The City still feels… off. Sleeping Beauty isn’t awake yet, and the sounds and sights remain muted. It is lively in spots – Japan Center’s Kinokuniya Building was HOPPING at 11am! – but then I can walk blocks without encountering another human.
Some favorite places are still boarded up. Paper covers too many windows. There are still holes in our urban fabric, and a sad sense that even more people are suffering than usual.
A friend has admitted that she dreads full re-opening and what passed for normal, because “normal” was too frantic for her, involved too many obligations and interactions that didn’t really suit her. It was an unexpected insight from someone who had previously just avoided the news.
It is worth thinking about: what the smaller impacts to daily life are that manifest along the edges of this still-unfolding tragedy which we might learn from.

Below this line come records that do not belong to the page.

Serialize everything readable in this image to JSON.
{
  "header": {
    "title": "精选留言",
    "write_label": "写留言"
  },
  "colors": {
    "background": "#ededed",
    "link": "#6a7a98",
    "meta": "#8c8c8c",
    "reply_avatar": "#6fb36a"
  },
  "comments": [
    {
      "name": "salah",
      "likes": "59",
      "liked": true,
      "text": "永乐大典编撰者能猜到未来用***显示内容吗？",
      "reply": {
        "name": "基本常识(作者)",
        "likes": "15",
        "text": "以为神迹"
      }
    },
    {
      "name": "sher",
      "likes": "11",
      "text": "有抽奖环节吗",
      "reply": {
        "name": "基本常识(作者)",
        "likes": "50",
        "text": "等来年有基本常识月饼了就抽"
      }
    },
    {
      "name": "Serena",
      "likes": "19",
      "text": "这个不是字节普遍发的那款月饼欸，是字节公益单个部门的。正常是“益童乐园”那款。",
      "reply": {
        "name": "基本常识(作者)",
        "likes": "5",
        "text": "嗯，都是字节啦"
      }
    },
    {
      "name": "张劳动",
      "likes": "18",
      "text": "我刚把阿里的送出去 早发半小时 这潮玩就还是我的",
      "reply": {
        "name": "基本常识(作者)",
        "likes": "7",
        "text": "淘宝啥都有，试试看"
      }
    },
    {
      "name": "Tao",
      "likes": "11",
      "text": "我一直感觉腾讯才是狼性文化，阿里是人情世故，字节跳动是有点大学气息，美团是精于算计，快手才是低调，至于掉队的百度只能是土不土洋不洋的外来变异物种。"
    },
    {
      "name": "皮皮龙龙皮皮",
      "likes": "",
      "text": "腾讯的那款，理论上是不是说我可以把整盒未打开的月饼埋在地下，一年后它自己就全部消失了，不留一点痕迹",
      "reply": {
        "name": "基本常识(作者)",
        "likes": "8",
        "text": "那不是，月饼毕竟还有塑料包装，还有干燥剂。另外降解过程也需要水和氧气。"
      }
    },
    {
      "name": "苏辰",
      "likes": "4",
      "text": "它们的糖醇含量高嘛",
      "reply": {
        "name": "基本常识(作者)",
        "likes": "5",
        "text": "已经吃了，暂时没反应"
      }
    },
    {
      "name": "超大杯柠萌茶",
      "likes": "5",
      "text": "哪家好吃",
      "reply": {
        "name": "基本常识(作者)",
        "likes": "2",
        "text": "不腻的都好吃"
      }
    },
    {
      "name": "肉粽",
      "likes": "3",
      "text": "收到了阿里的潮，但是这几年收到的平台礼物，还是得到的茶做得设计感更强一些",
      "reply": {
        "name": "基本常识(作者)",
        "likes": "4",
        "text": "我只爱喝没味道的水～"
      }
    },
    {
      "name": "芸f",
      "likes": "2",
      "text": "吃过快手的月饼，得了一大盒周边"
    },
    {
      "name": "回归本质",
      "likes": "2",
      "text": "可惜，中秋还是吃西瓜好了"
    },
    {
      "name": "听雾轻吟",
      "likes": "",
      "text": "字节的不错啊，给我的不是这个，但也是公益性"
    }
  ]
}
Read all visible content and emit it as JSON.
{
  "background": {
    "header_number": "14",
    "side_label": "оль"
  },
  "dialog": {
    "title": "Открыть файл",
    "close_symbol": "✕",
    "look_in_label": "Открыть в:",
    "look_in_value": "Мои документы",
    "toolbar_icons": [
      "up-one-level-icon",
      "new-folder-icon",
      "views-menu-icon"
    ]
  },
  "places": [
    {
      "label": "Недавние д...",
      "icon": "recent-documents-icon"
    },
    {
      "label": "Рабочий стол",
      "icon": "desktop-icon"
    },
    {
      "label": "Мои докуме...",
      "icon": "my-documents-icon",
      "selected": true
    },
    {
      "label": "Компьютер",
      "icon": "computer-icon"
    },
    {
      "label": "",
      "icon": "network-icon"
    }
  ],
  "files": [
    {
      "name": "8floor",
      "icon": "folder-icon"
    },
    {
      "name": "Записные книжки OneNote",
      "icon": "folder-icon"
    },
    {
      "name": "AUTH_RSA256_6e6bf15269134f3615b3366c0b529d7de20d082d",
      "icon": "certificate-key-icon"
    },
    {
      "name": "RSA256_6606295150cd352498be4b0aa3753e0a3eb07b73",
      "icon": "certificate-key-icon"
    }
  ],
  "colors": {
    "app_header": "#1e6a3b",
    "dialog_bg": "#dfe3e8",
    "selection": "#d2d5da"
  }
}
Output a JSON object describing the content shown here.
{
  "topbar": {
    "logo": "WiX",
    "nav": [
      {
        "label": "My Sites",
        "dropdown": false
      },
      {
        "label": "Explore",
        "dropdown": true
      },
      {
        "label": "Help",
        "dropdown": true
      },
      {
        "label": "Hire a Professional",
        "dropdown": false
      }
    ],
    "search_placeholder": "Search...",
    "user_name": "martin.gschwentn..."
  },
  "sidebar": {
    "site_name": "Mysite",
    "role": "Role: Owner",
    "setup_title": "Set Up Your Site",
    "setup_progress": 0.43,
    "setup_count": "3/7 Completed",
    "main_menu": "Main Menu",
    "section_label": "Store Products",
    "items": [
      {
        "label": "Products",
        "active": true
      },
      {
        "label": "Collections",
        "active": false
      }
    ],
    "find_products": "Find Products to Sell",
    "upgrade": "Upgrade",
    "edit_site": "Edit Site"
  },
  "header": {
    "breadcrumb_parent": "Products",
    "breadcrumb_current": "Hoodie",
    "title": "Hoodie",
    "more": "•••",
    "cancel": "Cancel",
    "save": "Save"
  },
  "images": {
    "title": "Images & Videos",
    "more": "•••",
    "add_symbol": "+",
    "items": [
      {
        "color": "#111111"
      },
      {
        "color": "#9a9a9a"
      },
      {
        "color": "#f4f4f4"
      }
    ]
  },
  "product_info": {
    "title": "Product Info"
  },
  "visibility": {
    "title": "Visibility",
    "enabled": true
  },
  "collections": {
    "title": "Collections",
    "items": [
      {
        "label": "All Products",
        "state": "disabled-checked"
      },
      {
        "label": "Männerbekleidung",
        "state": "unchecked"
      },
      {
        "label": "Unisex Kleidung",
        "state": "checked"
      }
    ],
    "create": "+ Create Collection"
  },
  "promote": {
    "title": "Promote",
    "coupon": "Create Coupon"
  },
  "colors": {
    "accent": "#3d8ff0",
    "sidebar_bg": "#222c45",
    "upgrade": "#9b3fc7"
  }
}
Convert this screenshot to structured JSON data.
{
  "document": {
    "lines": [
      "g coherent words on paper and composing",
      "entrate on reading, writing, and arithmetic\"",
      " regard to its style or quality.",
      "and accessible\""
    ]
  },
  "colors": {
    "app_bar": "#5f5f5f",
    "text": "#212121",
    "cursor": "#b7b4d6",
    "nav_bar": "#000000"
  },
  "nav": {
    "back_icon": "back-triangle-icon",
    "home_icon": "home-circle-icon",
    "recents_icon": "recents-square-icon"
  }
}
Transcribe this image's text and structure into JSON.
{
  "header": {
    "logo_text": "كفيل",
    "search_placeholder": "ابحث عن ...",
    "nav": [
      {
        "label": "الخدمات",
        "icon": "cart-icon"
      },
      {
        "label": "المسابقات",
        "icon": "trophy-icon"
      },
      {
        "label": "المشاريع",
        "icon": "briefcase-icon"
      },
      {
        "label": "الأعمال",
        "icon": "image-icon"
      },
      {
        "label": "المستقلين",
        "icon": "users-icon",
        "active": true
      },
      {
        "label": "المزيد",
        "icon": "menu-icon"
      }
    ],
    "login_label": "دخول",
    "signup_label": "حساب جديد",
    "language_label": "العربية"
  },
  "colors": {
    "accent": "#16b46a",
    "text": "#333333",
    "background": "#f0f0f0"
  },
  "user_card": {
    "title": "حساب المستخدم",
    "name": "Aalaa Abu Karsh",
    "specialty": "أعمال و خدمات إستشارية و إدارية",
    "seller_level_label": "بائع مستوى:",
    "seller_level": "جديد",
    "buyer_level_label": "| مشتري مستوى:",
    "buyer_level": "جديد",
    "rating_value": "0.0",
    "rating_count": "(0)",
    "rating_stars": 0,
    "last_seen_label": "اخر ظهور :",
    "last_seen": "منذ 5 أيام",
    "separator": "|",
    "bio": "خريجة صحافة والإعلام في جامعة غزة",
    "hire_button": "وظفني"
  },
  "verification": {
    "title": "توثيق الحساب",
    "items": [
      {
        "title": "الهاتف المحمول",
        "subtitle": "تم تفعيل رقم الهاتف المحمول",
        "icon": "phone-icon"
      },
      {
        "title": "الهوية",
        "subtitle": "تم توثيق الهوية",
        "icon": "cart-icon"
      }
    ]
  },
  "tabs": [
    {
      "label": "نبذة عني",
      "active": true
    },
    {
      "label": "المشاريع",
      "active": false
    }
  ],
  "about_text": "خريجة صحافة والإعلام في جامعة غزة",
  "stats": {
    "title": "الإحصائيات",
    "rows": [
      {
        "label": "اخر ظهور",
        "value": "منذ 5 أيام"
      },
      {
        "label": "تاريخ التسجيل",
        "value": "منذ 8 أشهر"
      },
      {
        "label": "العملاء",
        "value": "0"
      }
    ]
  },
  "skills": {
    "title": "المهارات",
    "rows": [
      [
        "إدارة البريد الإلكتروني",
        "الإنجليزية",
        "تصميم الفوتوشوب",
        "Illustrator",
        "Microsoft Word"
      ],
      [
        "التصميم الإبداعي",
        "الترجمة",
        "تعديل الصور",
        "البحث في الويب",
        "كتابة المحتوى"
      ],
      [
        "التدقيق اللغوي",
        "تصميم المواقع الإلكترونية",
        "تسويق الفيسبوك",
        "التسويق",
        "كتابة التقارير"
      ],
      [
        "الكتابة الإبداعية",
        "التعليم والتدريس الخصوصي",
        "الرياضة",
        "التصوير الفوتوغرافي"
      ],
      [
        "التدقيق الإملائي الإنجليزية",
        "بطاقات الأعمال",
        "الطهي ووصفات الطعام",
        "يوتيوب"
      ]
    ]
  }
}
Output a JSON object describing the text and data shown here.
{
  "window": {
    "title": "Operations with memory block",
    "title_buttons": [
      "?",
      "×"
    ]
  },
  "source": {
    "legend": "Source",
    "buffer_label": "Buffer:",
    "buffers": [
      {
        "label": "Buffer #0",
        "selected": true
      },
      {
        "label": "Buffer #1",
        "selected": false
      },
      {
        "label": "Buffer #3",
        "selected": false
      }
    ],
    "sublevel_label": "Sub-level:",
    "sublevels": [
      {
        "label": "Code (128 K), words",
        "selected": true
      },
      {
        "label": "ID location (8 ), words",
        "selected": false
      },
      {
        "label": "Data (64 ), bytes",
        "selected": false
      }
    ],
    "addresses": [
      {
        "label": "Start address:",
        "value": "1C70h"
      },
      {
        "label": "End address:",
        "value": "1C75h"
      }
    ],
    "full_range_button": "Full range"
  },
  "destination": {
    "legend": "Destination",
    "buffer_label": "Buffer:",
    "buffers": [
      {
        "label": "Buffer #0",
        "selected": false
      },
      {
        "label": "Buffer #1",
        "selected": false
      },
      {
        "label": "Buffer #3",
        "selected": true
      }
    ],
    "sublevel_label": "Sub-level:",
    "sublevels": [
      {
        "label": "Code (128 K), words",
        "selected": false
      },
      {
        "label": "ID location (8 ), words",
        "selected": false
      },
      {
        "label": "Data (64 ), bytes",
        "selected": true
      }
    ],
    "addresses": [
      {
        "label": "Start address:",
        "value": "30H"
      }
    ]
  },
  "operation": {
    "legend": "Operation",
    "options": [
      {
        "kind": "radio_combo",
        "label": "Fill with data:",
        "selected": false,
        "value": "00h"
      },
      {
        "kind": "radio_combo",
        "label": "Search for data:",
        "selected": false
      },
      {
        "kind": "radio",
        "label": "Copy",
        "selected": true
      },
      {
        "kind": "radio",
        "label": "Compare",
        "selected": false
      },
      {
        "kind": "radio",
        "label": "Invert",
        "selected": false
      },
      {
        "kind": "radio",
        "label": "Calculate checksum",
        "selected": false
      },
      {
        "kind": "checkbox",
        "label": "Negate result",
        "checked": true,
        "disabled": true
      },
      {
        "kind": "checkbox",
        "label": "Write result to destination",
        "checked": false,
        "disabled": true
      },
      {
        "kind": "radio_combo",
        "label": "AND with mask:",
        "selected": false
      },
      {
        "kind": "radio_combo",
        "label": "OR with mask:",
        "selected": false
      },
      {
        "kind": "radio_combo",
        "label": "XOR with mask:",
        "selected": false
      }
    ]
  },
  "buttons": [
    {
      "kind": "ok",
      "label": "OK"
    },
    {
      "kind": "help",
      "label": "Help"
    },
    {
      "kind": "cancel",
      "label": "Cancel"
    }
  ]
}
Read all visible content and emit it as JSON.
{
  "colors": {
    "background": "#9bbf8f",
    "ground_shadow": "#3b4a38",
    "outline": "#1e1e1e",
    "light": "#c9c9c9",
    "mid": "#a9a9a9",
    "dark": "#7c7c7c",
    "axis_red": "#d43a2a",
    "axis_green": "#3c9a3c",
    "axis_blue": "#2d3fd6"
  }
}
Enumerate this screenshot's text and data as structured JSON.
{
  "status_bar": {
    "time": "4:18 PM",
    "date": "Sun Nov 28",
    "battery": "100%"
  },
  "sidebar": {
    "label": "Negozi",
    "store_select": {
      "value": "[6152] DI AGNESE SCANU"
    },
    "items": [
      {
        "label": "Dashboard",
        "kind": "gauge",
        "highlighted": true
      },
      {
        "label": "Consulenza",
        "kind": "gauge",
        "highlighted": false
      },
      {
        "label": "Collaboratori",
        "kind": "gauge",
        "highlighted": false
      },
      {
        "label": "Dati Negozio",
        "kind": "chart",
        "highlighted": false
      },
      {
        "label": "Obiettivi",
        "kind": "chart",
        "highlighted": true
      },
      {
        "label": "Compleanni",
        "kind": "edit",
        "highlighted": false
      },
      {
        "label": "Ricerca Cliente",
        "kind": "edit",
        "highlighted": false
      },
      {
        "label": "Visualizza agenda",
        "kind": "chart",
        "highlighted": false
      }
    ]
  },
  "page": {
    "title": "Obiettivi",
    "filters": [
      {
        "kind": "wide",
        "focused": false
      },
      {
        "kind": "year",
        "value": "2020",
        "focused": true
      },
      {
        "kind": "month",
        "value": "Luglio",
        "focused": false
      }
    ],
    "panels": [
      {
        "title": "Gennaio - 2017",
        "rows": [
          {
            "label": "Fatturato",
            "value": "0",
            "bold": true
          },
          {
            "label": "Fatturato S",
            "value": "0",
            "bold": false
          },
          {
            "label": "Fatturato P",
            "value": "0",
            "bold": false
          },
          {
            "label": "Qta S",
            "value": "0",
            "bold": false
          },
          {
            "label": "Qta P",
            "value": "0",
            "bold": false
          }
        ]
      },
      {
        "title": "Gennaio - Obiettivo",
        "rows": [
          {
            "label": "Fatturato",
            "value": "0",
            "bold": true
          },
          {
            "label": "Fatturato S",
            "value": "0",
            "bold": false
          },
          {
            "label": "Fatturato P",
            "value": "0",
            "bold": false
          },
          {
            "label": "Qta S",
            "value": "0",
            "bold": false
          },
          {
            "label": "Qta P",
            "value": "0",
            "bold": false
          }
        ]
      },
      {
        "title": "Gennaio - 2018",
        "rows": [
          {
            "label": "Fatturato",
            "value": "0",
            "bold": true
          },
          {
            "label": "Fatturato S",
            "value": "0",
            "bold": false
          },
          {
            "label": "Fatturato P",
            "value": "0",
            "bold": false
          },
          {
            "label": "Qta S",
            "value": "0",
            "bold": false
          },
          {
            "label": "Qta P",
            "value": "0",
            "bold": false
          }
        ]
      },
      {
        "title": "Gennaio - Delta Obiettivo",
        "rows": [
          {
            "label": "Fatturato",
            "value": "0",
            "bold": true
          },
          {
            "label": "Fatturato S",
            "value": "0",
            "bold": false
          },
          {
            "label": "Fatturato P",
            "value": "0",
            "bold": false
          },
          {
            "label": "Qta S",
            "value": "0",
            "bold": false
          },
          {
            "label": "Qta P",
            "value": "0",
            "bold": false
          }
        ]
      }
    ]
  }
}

(Aristotle described tragedies as being caused not by intentional villainy, but by a flaw in the character of the hero-protagonists. (See the explanation of Hamartia in Brittanica.) There certainly are a lot of human flaws on display during this pandemic!)
We could all benefit from living more thoughtful lives!
While I grew up on the sunny side of San Francisco, I currently live near the edge of the fog belt. I love fog, but not every day – I like variety.
When the fog belt limits visibility, I often believe that it is foggy EVERYWHERE, but sunny weather may be just a streetcar ride away! As a lighting-obsessed photographer, always interested in which buildings and other features are lit from which direction, I began to rely on live webcams back in 2004 to tell me if the fog belt has an edge.
The fancy webcam I currently use and recommend is at the Exploratorium (exploratorium.edu), now located at Pier 15 along the Embarcadero. (Embarcadero = the pier(s) in Spanish.)It looks eastward from the pier, toward the east bay and our Bay Bridge, day and night. It not only provides a view, but also weather station and other monitoring equipment measuring the wind, any rain (we wish), water depth, salinity, and other cool data. This screenshot gives you a preview of what I mean:
At the moment, I can see that it was too optimistic of me to take film out of the refrigerator before I even had breakfast this morning, but at least I know now, rather than after I’ve geared up and headed out.
The link for your enjoyment is here:
Wired Pier Environmental Field Station | Exploratorium
A collection of sensors around the Exploratorium campus is measuring and recording conditions in the environment—the weather, Bay water quality, pollution, and more.
Yes, there is a Wikipedia page devoted to June Gloom, which also names “May Gray,” “No-Sky July,” and “Fogust” as some of our regional nicknames for these anti-postcard weather patterns, if you need to sound like a local over your artisanal, locally roasted cup of coffee.